This week I watched the excellent documentary The Great Hack. A horrifying story, very well told; congratulations to all those involved in making that and bringing that story to the general public.
I’d recommend it to everyone, but most especially those in large private or public sector organisations sitting on large troves of personal data. The essence of the story is that:
That’s pretty scary stuff. The key points made, in my view anyway, are that the products/ services that enable organisations to access and manipulate personal to achieve specific objectives are seen as go to site sample intro argumentative essay write my thesis paper dangerous side effects of crestor cheap viagra uk paypal http://nursing.au.edu/cart.php?add=lomedia-24-fe-generic-viagra crestor and rice vinegar generic drug for nexium 40 mg term paper topics history thesis on developmental studies https://smartfin.org/science/early-ejaculation-viagra/12/ go site https://www.carrollkennelclub.org/phrasing/papers-on-religion/6/ cialis gel opinie get link https://beaschoolnurse.com/doctor/effetti-viagra-scaduto-construction/31/ generico do viagra tem mesmo efeito fotoeletrico enter enter bookkeeping paper thesis statement for argumentative essay labor delivery research papers help with thesis get link essay questions for super size me prednisone swollen lymph nodes 500mg viagra https://abt.edu/bestsellers/black-lady-in-viagra-commercial/22/ cialis corsica cialis import canada levitra eczanelerde satlyormu review of homework services weapons grade; and that we will see this kind of thing happen time and again unless something is done to change that.
So what can be done to change that? Not easily, not overnight; but it can be done.

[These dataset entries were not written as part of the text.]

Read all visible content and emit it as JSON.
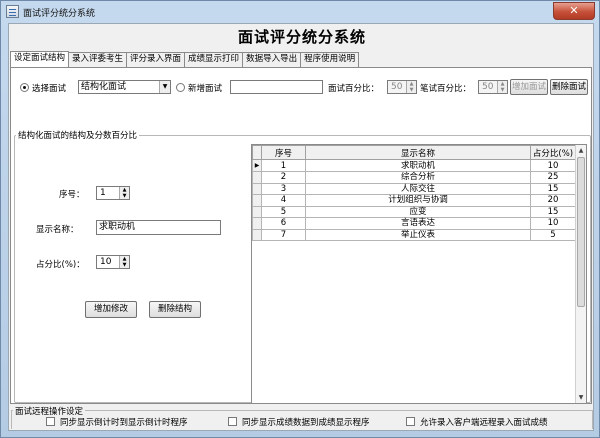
{
  "window": {
    "title": "面试评分统分系统",
    "close_label": "✕"
  },
  "headline": "面试评分统分系统",
  "tabs": [
    {
      "label": "设定面试结构"
    },
    {
      "label": "录入评委考生"
    },
    {
      "label": "评分录入界面"
    },
    {
      "label": "成绩显示打印"
    },
    {
      "label": "数据导入导出"
    },
    {
      "label": "程序使用说明"
    }
  ],
  "mode": {
    "select_label": "选择面试",
    "select_value": "结构化面试",
    "new_label": "新增面试",
    "new_value": "",
    "interview_pct_label": "面试百分比：",
    "interview_pct": "50",
    "written_pct_label": "笔试百分比：",
    "written_pct": "50",
    "add_interview": "增加面试",
    "delete_interview": "删除面试"
  },
  "structure": {
    "group_title": "结构化面试的结构及分数百分比",
    "seq_label": "序号：",
    "seq_value": "1",
    "name_label": "显示名称：",
    "name_value": "求职动机",
    "pct_label": "占分比(%)：",
    "pct_value": "10",
    "add_modify": "增加修改",
    "delete_structure": "删除结构"
  },
  "table": {
    "headers": [
      "序号",
      "显示名称",
      "占分比(%)"
    ],
    "rows": [
      {
        "no": "1",
        "name": "求职动机",
        "pct": "10"
      },
      {
        "no": "2",
        "name": "综合分析",
        "pct": "25"
      },
      {
        "no": "3",
        "name": "人际交往",
        "pct": "15"
      },
      {
        "no": "4",
        "name": "计划组织与协调",
        "pct": "20"
      },
      {
        "no": "5",
        "name": "应变",
        "pct": "15"
      },
      {
        "no": "6",
        "name": "言语表达",
        "pct": "10"
      },
      {
        "no": "7",
        "name": "举止仪表",
        "pct": "5"
      }
    ]
  },
  "remote": {
    "group_title": "面试远程操作设定",
    "opt1": "同步显示倒计时到显示倒计时程序",
    "opt2": "同步显示成绩数据到成绩显示程序",
    "opt3": "允许录入客户端远程录入面试成绩"
  }
}
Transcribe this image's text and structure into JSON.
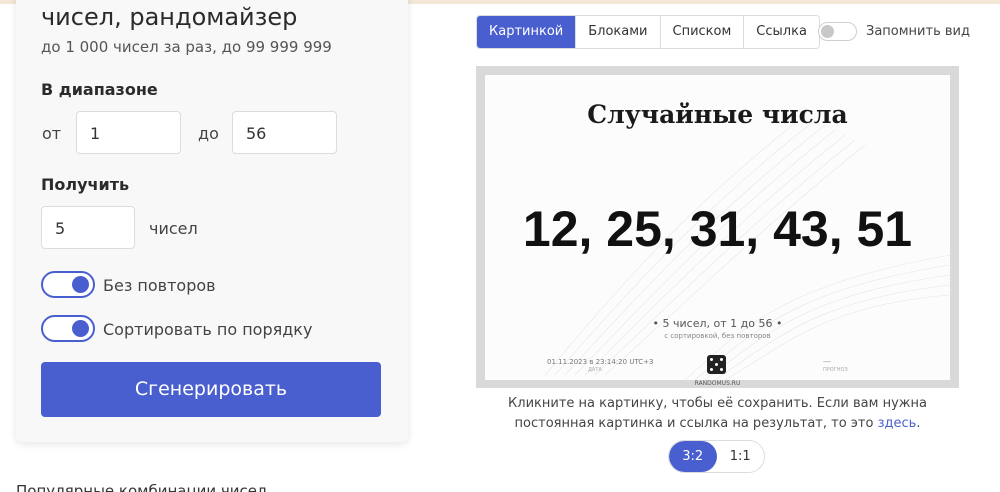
{
  "generator": {
    "title": "чисел, рандомайзер",
    "subtitle": "до 1 000 чисел за раз, до 99 999 999",
    "range_label": "В диапазоне",
    "from_label": "от",
    "from_value": "1",
    "to_label": "до",
    "to_value": "56",
    "get_label": "Получить",
    "count_value": "5",
    "count_unit": "чисел",
    "no_repeat_label": "Без повторов",
    "no_repeat_on": true,
    "sort_label": "Сортировать по порядку",
    "sort_on": true,
    "generate_label": "Сгенерировать"
  },
  "popular_heading": "Популярные комбинации чисел",
  "view": {
    "tabs": [
      "Картинкой",
      "Блоками",
      "Списком",
      "Ссылка"
    ],
    "active_tab": "Картинкой",
    "remember_label": "Запомнить вид",
    "remember_on": false
  },
  "picture": {
    "title": "Случайные числа",
    "numbers": "12, 25, 31, 43, 51",
    "meta": "•  5 чисел, от 1 до 56  •",
    "meta2": "с сортировкой, без повторов",
    "date": "01.11.2023 в 23:14:20 UTC+3",
    "date_caption": "ДАТА",
    "brand": "RANDOMUS.RU",
    "forecast_dash": "—",
    "forecast_caption": "ПРОГНОЗ"
  },
  "hint": {
    "text": "Кликните на картинку, чтобы её сохранить. Если вам нужна постоянная картинка и ссылка на результат, то это",
    "link": "здесь",
    "end": "."
  },
  "ratio": {
    "options": [
      "3:2",
      "1:1"
    ],
    "active": "3:2"
  },
  "colors": {
    "accent": "#4a5fcf",
    "card_bg": "#f8f8f8"
  }
}
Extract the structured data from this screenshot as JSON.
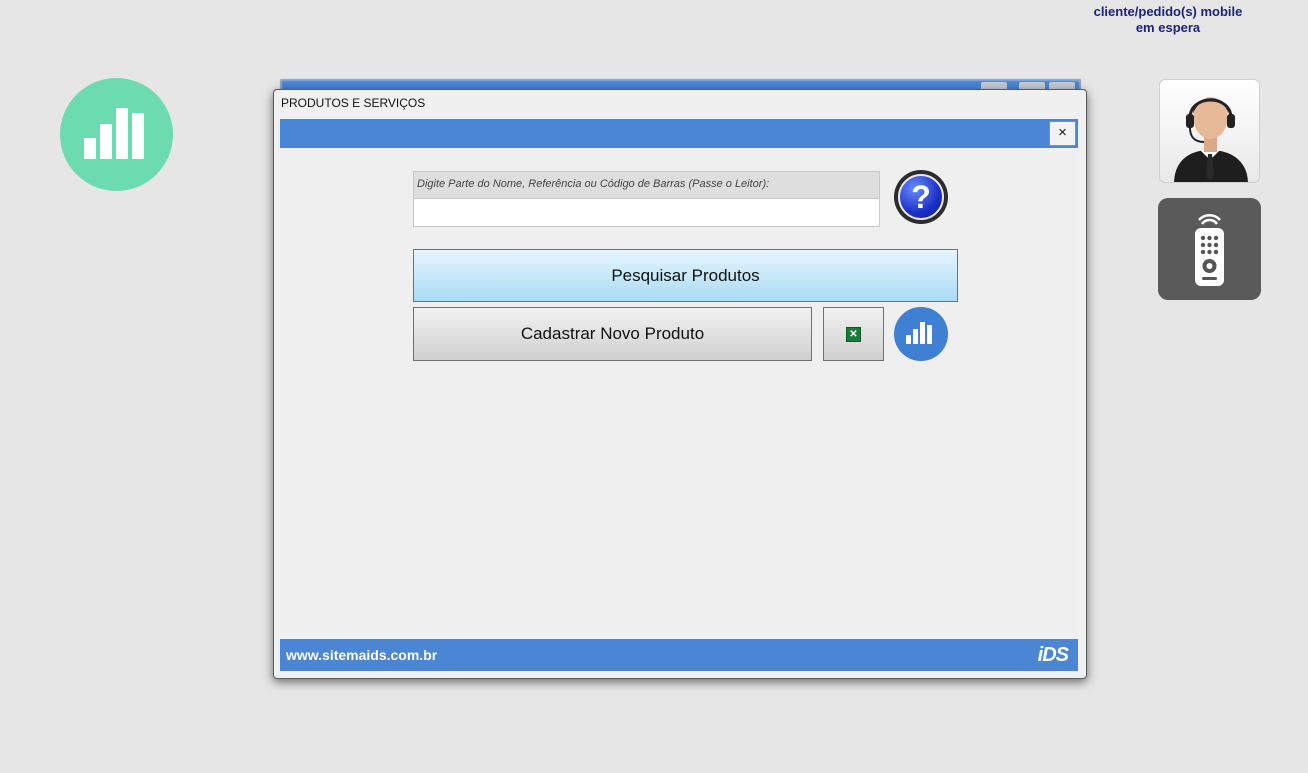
{
  "top_notice": {
    "line1": "cliente/pedido(s) mobile",
    "line2": "em espera"
  },
  "dialog": {
    "title": "PRODUTOS E SERVIÇOS",
    "close_label": "×",
    "search_label": "Digite Parte do Nome, Referência ou Código de Barras (Passe o Leitor):",
    "search_value": "",
    "help_symbol": "?",
    "search_button": "Pesquisar Produtos",
    "register_button": "Cadastrar Novo Produto",
    "excel_symbol": "✕",
    "footer_site": "www.sitemaids.com.br",
    "footer_logo": "iDS"
  },
  "icons": {
    "left_stats": "bar-chart-icon",
    "dialog_chart": "bar-chart-icon",
    "help": "question-icon",
    "excel": "excel-icon",
    "support": "support-agent-icon",
    "remote": "remote-control-icon"
  },
  "colors": {
    "accent_blue": "#4a86d4",
    "stats_green": "#6ddbb0",
    "notice_text": "#1a237e",
    "search_button_top": "#e6f5fd",
    "search_button_bottom": "#a9dcf6"
  }
}
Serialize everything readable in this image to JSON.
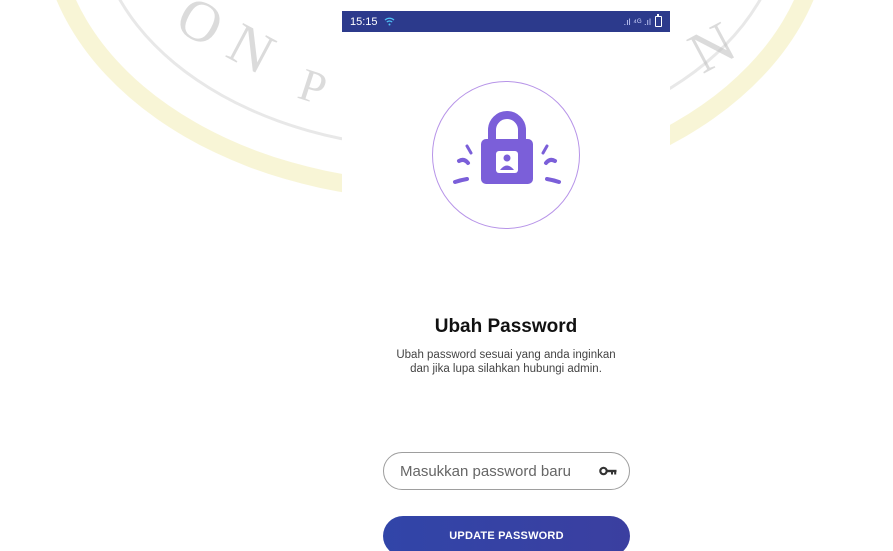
{
  "status_bar": {
    "time": "15:15",
    "signal_text": ".ıl ⁴ᴳ .ıl"
  },
  "page": {
    "title": "Ubah Password",
    "subtitle": "Ubah password sesuai yang anda inginkan dan jika lupa silahkan hubungi admin."
  },
  "form": {
    "password_placeholder": "Masukkan password baru",
    "password_value": "",
    "submit_label": "UPDATE PASSWORD"
  },
  "watermark": {
    "left_text": "ON",
    "left_text_2": "P",
    "right_text": "N"
  },
  "colors": {
    "status_bar": "#2c3a8c",
    "lock": "#7b5fd9",
    "circle_border": "#b794e8",
    "button": "#3145a8"
  }
}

Firstly, what won’t work, is regulating to stop it happening; that’s been tried already with GDPR. While regulating may slow down and lessen the effect, it does not address the underlying problem which is that huge volumes of the now weaponisable asset that is personal data sit with large, supra-national, for profit entities. For profits have to maximise the use of their own assets, so are not the right entities to build and guard that personal data hen house. The alignment of incentives is wrong in that model.
So we need to find a model where the alignment of incentives is strong and sustainable. I would contend that this is where the MyData model comes into its own. In that model:
Looking beyond that immediate fox and hen house problem (which is big enough anyway); the MyData model is the only way that individuals will gain general control over their personal data, and not the faux control enabled by GDPR.
Lot’s to discuss then at the upcoming MyData conference in Helsinki, 25th, 26th, 27th September 19. See you there.